From Peder Pedersen
Washington City 12th. Decembr. 1805.
The Legislature of the United States having again assembled, and the first Session of the Ninth Congress being now opened, I consider it my duty to avail myself of the earliest opportunity for again representing to your attention the case of the Danish Brig Henrick,1 and to request your interference for obtaining a speedy and favorable decision of same; the Documents, submitted to your consideration, and deposited with you—have sufficiently proved the injury done on that occasion to the Kings subjects by commissioned officers of the United States, and consequently also the equity of the demand for a satisfactory compensation which by order of my Government has been presented to you; yet, as it appears, that in a debate which in the last Session of Congress took place,2 on the merits of this case, a doubt was expressed of Mr. Humphreys’s being a Danish Subject and Citizen at the time when the purchase of the Brig Henrick by his order was effected, and as such a circumstance materially would have affected the merit of the case, the concerned lost no time in procuring a Certificate of Mr. Humphreys’s Citizenship, which Certificate, issued and signed by the first Magistrate of the City of Altona, I beg leave here to enclose with an annexed translation.3 For the authenticity of said Certificate I do not hesitate to pledge myself; From its contents it will appear, that Mr. Humphreys became a Danish Citizen in the year 1796. From the other Documents it has appeared that the purchase of the Brig Henrick for his account did not take place before some time in the year 1799, consequently about 3 years after he had obtained the rigths of citizenship; having thus furnished ample Testimony on the only head where, during nearly 6 years in which this case has been under the consideration of Government, proofs had appeared to be wanting, I shall now recommend the decision of this affair to the justice of the Government of the United States. I shall hope that tho’ the injury done to the Kings Subjects be great, and tho’ the relief due to them has long been withold, it at last will be granted in such a manner as shall be satisfactory to them, and worthy of a Nation justly jealous of her own neutral rigths, and consequently it is expected, will be no less scrupulous in redressing wrongs committed under her authority, towards other Neutrals; I shall hope, Sir, that the Issue of this affair, far from interrupting the friendly intercourse which hidhertho’ so happily has existed between the two Nations, rather will serve to increase Same, and justify the friendly disposition which in many instances His Majesty has manifested towards the United States. I have the Honor to be with great Respect Sir, Your most obedient humble Servant

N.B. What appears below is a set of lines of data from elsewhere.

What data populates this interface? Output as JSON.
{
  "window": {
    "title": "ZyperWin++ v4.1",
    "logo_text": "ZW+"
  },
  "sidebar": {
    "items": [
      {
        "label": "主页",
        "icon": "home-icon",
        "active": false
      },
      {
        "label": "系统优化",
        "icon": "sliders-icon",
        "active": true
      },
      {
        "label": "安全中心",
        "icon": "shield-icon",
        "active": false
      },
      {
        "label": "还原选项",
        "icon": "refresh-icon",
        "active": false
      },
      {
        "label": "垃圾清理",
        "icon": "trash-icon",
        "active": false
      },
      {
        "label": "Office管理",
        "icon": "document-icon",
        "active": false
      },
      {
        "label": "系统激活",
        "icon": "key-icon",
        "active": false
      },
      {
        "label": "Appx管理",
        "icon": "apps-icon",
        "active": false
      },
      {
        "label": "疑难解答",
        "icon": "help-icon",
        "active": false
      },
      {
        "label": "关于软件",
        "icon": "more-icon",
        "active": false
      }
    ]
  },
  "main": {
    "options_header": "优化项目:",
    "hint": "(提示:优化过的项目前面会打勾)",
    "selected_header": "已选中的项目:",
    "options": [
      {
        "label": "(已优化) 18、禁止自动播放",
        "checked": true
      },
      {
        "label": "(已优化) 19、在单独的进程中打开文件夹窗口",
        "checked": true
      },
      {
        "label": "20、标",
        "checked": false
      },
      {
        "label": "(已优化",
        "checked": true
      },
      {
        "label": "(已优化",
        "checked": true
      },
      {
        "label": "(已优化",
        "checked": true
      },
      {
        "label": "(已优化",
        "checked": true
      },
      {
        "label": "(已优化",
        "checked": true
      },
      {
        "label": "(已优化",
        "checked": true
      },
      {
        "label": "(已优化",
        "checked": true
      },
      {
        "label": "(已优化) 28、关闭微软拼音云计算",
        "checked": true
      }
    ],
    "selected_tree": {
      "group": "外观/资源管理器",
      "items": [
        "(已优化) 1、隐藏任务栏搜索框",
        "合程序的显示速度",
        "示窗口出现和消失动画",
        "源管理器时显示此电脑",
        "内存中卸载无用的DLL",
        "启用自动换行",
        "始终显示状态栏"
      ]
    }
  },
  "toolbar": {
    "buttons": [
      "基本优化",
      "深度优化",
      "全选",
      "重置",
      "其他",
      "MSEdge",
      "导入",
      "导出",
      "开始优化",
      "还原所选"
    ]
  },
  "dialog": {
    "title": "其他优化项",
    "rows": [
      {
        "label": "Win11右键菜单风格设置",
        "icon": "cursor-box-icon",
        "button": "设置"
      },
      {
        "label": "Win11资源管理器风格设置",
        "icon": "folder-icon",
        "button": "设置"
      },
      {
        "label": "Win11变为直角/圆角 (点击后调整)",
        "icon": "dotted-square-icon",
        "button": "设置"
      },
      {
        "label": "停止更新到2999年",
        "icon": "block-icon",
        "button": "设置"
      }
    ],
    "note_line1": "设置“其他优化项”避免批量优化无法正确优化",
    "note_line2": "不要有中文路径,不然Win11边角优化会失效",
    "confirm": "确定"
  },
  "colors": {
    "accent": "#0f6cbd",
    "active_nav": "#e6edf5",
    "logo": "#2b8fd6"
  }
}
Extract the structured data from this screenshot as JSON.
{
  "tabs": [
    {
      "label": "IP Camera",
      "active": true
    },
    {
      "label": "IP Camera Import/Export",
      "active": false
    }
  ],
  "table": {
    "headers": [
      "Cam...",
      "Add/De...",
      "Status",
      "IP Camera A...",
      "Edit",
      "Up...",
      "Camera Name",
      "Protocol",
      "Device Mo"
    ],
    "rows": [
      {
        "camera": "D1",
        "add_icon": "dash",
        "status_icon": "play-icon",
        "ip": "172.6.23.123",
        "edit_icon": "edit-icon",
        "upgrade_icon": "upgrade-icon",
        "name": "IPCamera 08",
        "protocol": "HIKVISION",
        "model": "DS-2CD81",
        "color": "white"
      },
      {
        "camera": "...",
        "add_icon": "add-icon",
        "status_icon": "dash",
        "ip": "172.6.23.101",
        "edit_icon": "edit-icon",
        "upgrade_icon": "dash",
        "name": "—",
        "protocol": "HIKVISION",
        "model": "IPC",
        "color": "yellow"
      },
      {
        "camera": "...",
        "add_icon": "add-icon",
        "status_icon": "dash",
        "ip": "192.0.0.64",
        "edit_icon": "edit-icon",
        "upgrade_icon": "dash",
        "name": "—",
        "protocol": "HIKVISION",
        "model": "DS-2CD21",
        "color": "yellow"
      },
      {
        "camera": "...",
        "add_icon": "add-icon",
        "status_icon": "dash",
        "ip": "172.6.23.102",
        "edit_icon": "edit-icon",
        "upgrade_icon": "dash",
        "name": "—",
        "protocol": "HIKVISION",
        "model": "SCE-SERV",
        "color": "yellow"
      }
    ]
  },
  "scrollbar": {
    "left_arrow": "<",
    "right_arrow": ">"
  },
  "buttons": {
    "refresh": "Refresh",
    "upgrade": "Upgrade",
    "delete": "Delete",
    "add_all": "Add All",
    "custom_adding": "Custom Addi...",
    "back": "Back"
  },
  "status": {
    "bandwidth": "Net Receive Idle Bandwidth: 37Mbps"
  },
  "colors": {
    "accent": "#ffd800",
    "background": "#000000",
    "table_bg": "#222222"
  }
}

RC (DNA: RG 59, NFL, Denmark, vol. 1); Tr (Danish National Archives). Minor differences between the copies have not been noted.
1. For previous correspondence on the Hendrick, see PJM-SS, 4:312 and n. 1, 318, 327 n. 1, 337–38 and nn., 339–40, 383, 384 n. 1, 5:145, 6:245 and n. 1, 7:226 and n. 1, 8:277 and n., 464 and nn. 2–3, 475.
2. On 5 Feb. 1805 Jefferson submitted to Congress several documents concerning the case of the Hendrick, which were referred to the committee on claims. On 20 Feb. 1805 the committee returned its report and referred the case to the Committee of the Whole House for discussion (ASP, Foreign Relations, 2:609–12; Annals of Congress, 8th Cong., 2d sess., 1202–3.
3. The enclosure has not been found, but at the bottom of this letter’s first page, a note by Wagner, countersigned by Richard Söderström, reads: “April 1806 Recd the certificate above mentioned.” For earlier references to John Humphreys’s Danish citizenship, see ASP, Foreign Relations, 2:609–10.